A budget cut also means loss of jobs for really incredible teachers who sometimes have to find work in another field. I think we are so fortunate in Canada because our educators require a degree to teach in the classroom. Most teachers are accredited, which means they are able to give the final exams to learners rather than have them a departmental final exam issued through the province or territory’s department of education. A few years back, when I was taking my Master’s Degree, Rick Sawa showed us a video of teachers who spent the day drinking coffee and reading the newspaper. They were employed but weren’t qualified to teach however, they had a contract so they were paid to do nothing. He asked us how we felt about this situation and one of my colleagues pointed out this was an American problem Canada didn’t suffer from because it is a requirement to have a degree here. I am continuously in awe of the people we instruct who become doctors, lawyers, health care workers, miners, oil riggers and so on… yet teachers aren’t considered essential workers and they are one of the lowest paid occupations despite having a degree.

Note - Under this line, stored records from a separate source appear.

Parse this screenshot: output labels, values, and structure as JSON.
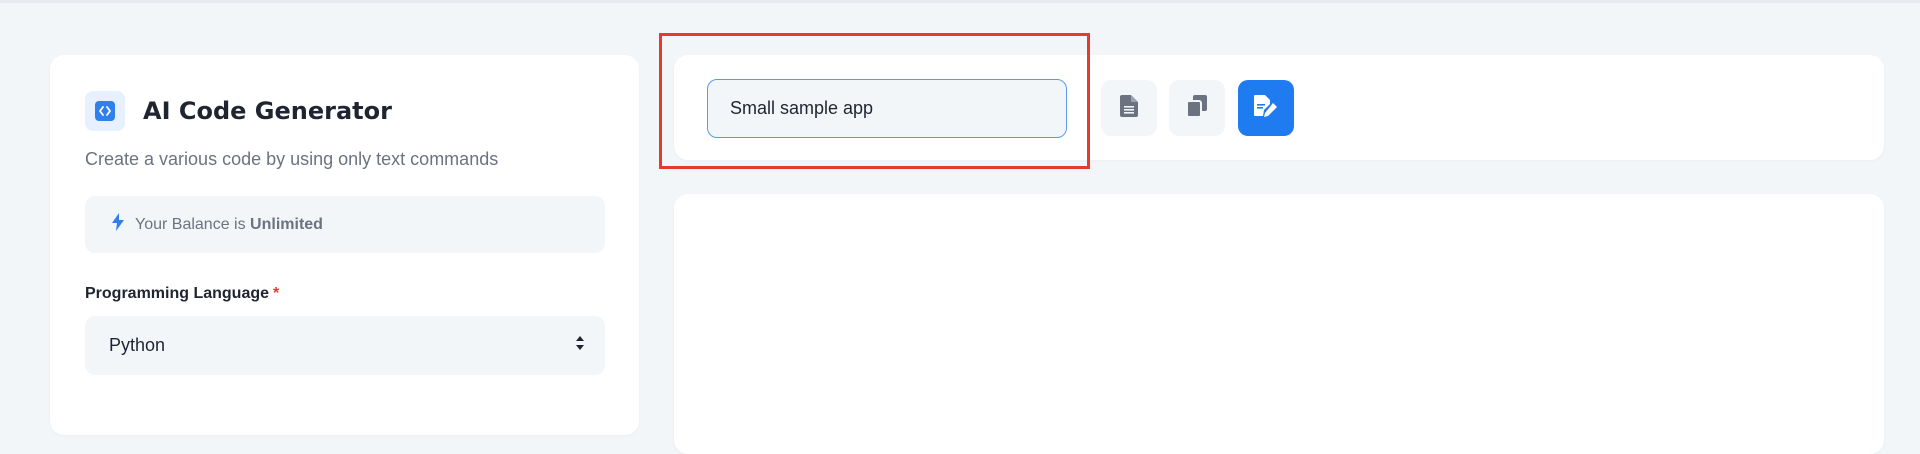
{
  "app": {
    "title": "AI Code Generator",
    "subtitle": "Create a various code by using only text commands"
  },
  "balance": {
    "prefix": "Your Balance is ",
    "value": "Unlimited",
    "icon": "lightning-icon"
  },
  "form": {
    "language_label": "Programming Language",
    "required_mark": "*",
    "language_selected": "Python"
  },
  "toolbar": {
    "prompt_value": "Small sample app",
    "buttons": [
      "document-icon",
      "copy-icon",
      "edit-document-icon"
    ]
  },
  "colors": {
    "accent": "#1f7cf0",
    "highlight": "#e33b2e",
    "required": "#e53935"
  }
}
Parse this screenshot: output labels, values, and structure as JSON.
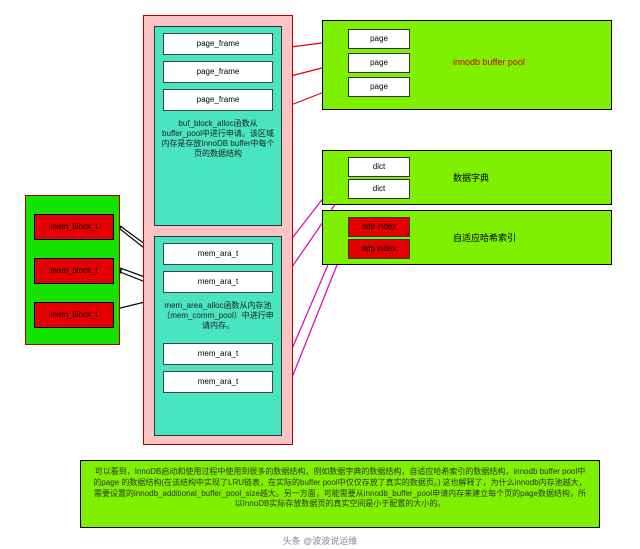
{
  "left": {
    "blocks": [
      "mem_block_t",
      "mem_block_t",
      "mem_block_t"
    ]
  },
  "middle": {
    "frame_group": {
      "slots": [
        "page_frame",
        "page_frame",
        "page_frame"
      ],
      "desc": "buf_block_alloc函数从buffer_pool中进行申请。该区域内存是存放InnoDB buffer中每个页的数据结构"
    },
    "area_group": {
      "slots_top": [
        "mem_ara_t",
        "mem_ara_t"
      ],
      "desc": "mem_area_alloc函数从内存池（mem_comm_pool）中进行申请内存。",
      "slots_bottom": [
        "mem_ara_t",
        "mem_ara_t"
      ]
    }
  },
  "right": {
    "buffer_pool": {
      "label": "innodb buffer pool",
      "pages": [
        "page",
        "page",
        "page"
      ]
    },
    "dict": {
      "label": "数据字典",
      "items": [
        "dict",
        "dict"
      ]
    },
    "adp": {
      "label": "自适应哈希索引",
      "items": [
        "adp index",
        "adp index"
      ]
    }
  },
  "note": "可以看到，InnoDB启动和使用过程中使用到很多的数据结构，例如数据字典的数据结构，自适应哈希索引的数据结构，innodb buffer pool中的page 的数据结构(在该结构中实现了LRU链表，在实际的buffer pool中仅仅存放了真实的数据页。) 这也解释了，为什么innodb内存池越大，需要设置的innodb_additional_buffer_pool_size越大。另一方面，可能需要从innodb_buffer_pool申请内存来建立每个页的page数据结构，所以InnoDB实际存放数据页的真实空间是小于配置的大小的。",
  "watermark": "头条 @波波说运维"
}
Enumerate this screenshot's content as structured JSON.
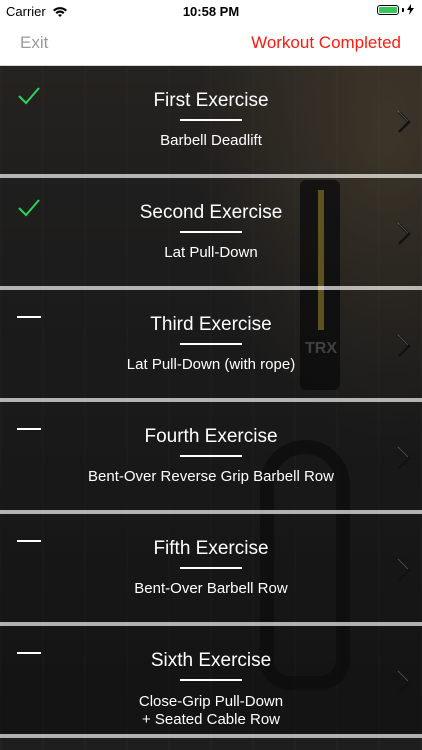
{
  "status_bar": {
    "carrier": "Carrier",
    "time": "10:58 PM",
    "battery_level": 1.0
  },
  "nav": {
    "exit_label": "Exit",
    "complete_label": "Workout Completed",
    "complete_color": "#ff1a10"
  },
  "background": {
    "strap_text": "TRX"
  },
  "exercises": [
    {
      "title": "First Exercise",
      "description": "Barbell Deadlift",
      "status": "completed",
      "icon": "checkmark-icon"
    },
    {
      "title": "Second Exercise",
      "description": "Lat Pull-Down",
      "status": "completed",
      "icon": "checkmark-icon"
    },
    {
      "title": "Third Exercise",
      "description": "Lat Pull-Down (with rope)",
      "status": "pending",
      "icon": "dash-icon"
    },
    {
      "title": "Fourth Exercise",
      "description": "Bent-Over Reverse Grip Barbell Row",
      "status": "pending",
      "icon": "dash-icon"
    },
    {
      "title": "Fifth Exercise",
      "description": "Bent-Over Barbell Row",
      "status": "pending",
      "icon": "dash-icon"
    },
    {
      "title": "Sixth Exercise",
      "description_lines": [
        "Close-Grip Pull-Down",
        "+ Seated Cable Row"
      ],
      "status": "pending",
      "icon": "dash-icon"
    }
  ],
  "colors": {
    "check_green": "#2bd45a",
    "pending_white": "#ffffff"
  }
}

A lot of incredible strides have been achieved through technology. In hot and humid countries like Peru, bill boards have been created to absorb the droplets from the atmosphere to provide clean drinking water to communities that struggle with water shortages. Bill Gates has funded a project that turns excrement into water whose by-product is ‘compost’ bricks that can be burned and the whole process creates electricity. He went on the Tonight Show with Jimmy Fallon to plug this revolutionary idea (YouTube search: Billy Gates Water Made From Poo to watch) and share the method of how water is made from waste. Despite this progress, we have lost some of the elemental basics of what makes learning fun… things like dancing, playing music, learning to cook, bead and bake, writing in cursive handwriting and even getting out of the classroom to experience real, hands on learning that includes field trips and going to the public library. Progress has made us faster yet I still miss going to my mailbox and pulling out an envelope with a real letter inside. On the occasion where I do receive a letter, I save it and open it when I can drink in every word as the paper bends between my fingers and the ink smudges where I spill my tea. Then I fold the letter up and place it back in the envelope. I may read it three or four more times before I respond. Which reminds me… I owe someone a letter. I’m going to read her letter again before I respond. I guess I’ll go turn the kettle on for a cup of tea. Maybe not all progress is a detriment… hot tea in less than ten minutes instead of having to light a fire, pump the water from an outdoor water well and then boil a kettle on the stove top is a comfort I enjoy immensely!
Have a great week, everyone.